* Opposition parties to help ensure Spanish aid approved
* Merkel faces dissent over liability of aid for Spanish banks
* Vote follows legal blow from Constitutional Court
BERLIN, July 18 (Reuters) - Chancellor Angela Merkel faces a test of authority within her centre-right coalition on Thursday when the lower house of parliament votes on Berlin's contribution to an up to 100 billion euro ($122 billion) aid package for Spanish banks.
The Bundestag is almost certain to approve the rescue since members of opposition parties will back the measures.
However, Merkel is fighting dissent from some of her own conservatives and her Free Democratic (FDP) coalition partners over fears that Spanish banks, rather than the Spanish state, may become liable for the aid.
A major rebellion within her own ranks would be an embarrassment for Merkel who only needs a simple majority to get the law through but would prefer not to rely on opposition votes for such an important piece of legislation.
"From the signals I am hearing, I feel optimistic," Merkel told a news conference with her Thai counterpart on Wednesday.
Just over a year before the next federal election, Merkel is riding high in opinion polls thanks largely to her tough stance towards heavily indebted states in the euro zone crisis.
Many Germans are angry and frustrated at being the single currency's paymaster and do not want their burden to increase further to underwrite what they see as profligate euro zone states.
Germans are already bearing the brunt of bailouts to Greece, Ireland and Portugal.
Merkel is also trapped between intense pressure from some EU partners to move more quickly to stem the crisis and limits set by German public opinion, parliament and the Constitutional Court which has ordered the government give lawmakers more say.
In the latest legal blow, the court this week said it would keep Europe waiting until early September as to whether Germany can ratify the European Stability Mechanism, the euro area's permanent bailout fund, and a fiscal pact on budget discipline.
Lawmakers' main objection to the up to package for Spain, of which Germany would guarantee nearly 30 percent, is focused on confusion over whether liability rests with the state or banks.
Critics of the bill insist national governments should be liable for emergency loans granted to banks because otherwise German taxpayers face greater risks.

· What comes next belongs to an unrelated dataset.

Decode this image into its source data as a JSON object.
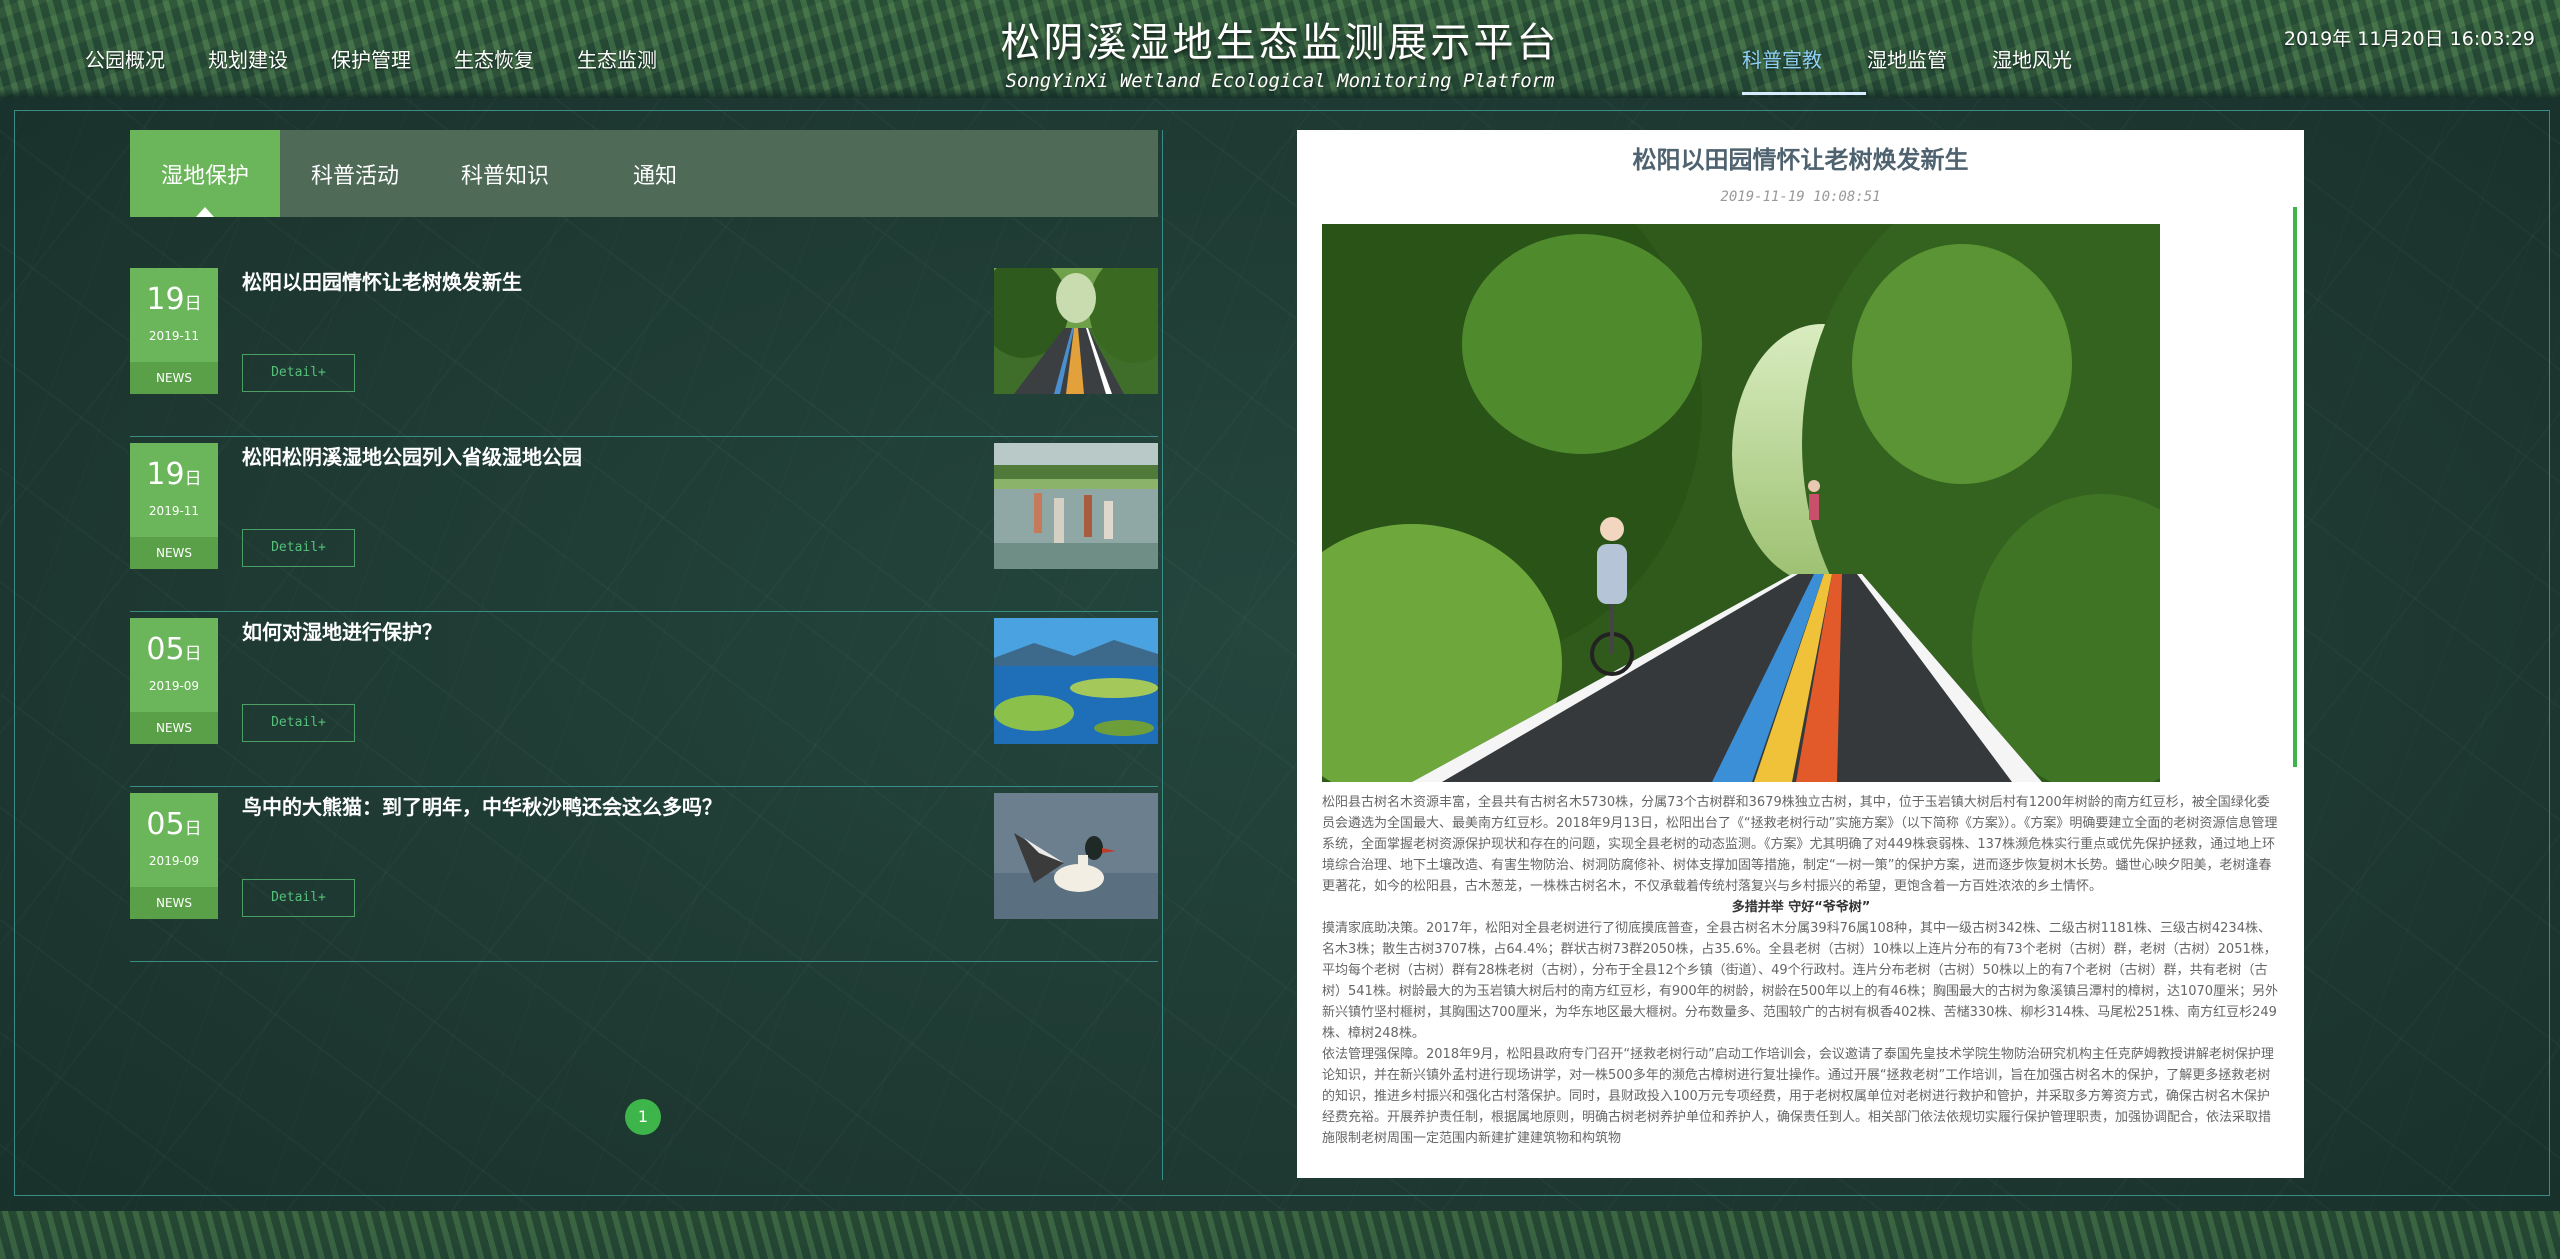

Under the temporary European Financial Stability Facility rescue fund, the vehicle initially used for Spanish aid, the Spanish state will be liable, but this will change once the ESM can recapitalise banks directly, a move discussed in the euro zone now in conjunction with a pan-euro area banking supervisor.
FDP lawmaker Lars Lindemann, who opposed the ESM in a vote in June, said he would vote 'no' again on Thursday because he felt parliament had been rushed and also because Spanish banks' owners should carry more of the cost.
"If we in Germany have to maintain a balance between actions and liabilities then this should also apply to the owners of Spanish banks," he told Reuters.
Merkel said on Sunday it had not yet been decided if the EFSF and its permanent successor, the ESM, will be liable for aid to banks in future.
Finance Minister Wolfgang Schaeuble was more explicit on Wednesday. He told the Rheinische Post daily that any decision to recapitalise banks directly from the rescue fund could only happen once a central supervisory body was up and running.
Even then it would have to be unanimously agreed by euro zone states and approved by the Bundestag, he said.
"The impression that has arisen through unclear and irresponsible comments from some individuals that we are now deciding on direct aid to banks without state liability is simply absurd. It is completely unfounded," he told the paper.
Despite Merkel's professed optimism about the vote, she has acknowledged she faces a rebellion from within her own ranks on Thursday afternoon after a debate opened by Schaeuble at 1200 GMT.
She has tried to lower expectations, saying on Sunday she wasn't aiming to get the symbolically important so-called "chancellor majority" which would require the support of 311 of her coalition's 330 MPs in the 620-seat house.
In June, some 26 MPs from Merkel's coalition voted against a bill on the ESM, even more than the 17 coalition MPs who rebelled against the second Greek bailout package in February.